canine good citizen
K9 University’s Canine Good Citizen® (CGC®) and Therapy Dog Training
Among the rest of our great curriculum that you’re used to receiving here at K9 University, we also offer Canine Good Citizen® Training (CGC), a required step in preparing your Therapy Dog for its career.
The Therapy Dog Training (Canine Good Citizen training – CGC®) program, is a two-part program that stresses responsible pet image of the CGC logo ownership for owners and basic good manners for dogs. All dogs who pass the 10-step CGC test may receive a certificate from the American Kennel Club. This certificate is not a title, but rather a symbol that the team passed the requirements of the program, and is, therefore, a good citizen.
The Canine Good Citizen Program (CGC®) lays the foundation for other AKC activities, as well as being a basic requirement to a Therapy Dog career. This type of training enhances the bond between the owner and dog, plus enhances the satisfaction level of the dog team.
Look up the CGC® Approved Evaluators list.
Prerequisite: Current vaccinations; K9 University trainer evaluation.
Our CGC / Therapy classes are done on a private one-on-one setting, as well as group classes. You may call or Contact Us for additional questions.
Prerequisite: Current vaccinations administered by a licensed veterinarian.
The AKC CGC program has ten skills that must be mastered by all dogs that successfully complete it.
These skill exercises are done on leash, and consist of the following:
Test 1: Accepting a friendly stranger
Test 2: Sitting politely for petting
Test 3: Appearance and grooming
Test 4: Out for a walk (walking on a loose lead)
Test 5: Walking through a crowd
The dog and handler walk around and pass close to several people (at least three) to demonstrate that the dog can move about politely in pedestrian traffic and is under control in public places.
Test 6: Sit and down on command and Staying in place
Test 7: Coming when called
The dog will come when called by the handler. The handler will walk 10 feet from the dog, turn to face the dog, and call the dog.
Test 8: Reaction to another dog
Test 9: Reaction to distraction
To demonstrate the dog is confident when faced with common distracting situations, the evaluator will select and present two distractions. Examples of distractions include dropping a chair, rolling a crate dolly past the dog, having a jogger run in front of the dog, or dropping a crutch or cane.
Test 10: Supervised separation

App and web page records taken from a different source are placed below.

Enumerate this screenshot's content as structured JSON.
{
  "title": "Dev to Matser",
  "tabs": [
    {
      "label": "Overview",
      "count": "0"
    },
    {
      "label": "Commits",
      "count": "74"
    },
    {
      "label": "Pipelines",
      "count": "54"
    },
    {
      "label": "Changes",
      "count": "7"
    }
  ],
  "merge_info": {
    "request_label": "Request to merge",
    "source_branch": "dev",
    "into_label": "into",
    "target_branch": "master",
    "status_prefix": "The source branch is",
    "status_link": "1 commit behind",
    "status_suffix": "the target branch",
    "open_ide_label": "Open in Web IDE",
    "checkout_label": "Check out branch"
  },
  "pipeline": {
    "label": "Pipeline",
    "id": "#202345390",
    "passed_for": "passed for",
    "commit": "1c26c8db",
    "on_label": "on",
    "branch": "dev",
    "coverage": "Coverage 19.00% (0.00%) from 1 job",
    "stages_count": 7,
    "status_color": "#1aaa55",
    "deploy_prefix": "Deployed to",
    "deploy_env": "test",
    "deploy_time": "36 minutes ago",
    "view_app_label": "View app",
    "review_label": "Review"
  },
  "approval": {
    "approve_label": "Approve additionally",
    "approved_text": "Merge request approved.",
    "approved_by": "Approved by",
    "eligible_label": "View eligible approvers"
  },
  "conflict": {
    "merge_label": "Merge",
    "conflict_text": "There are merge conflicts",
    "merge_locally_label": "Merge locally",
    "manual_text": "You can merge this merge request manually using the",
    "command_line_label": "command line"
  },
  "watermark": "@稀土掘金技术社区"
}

good manners. Evaluators are encouraged to say something like, “Would you like me to watch your dog?” and then take hold of the dog’s leash. The owner will go out of sight for three minutes.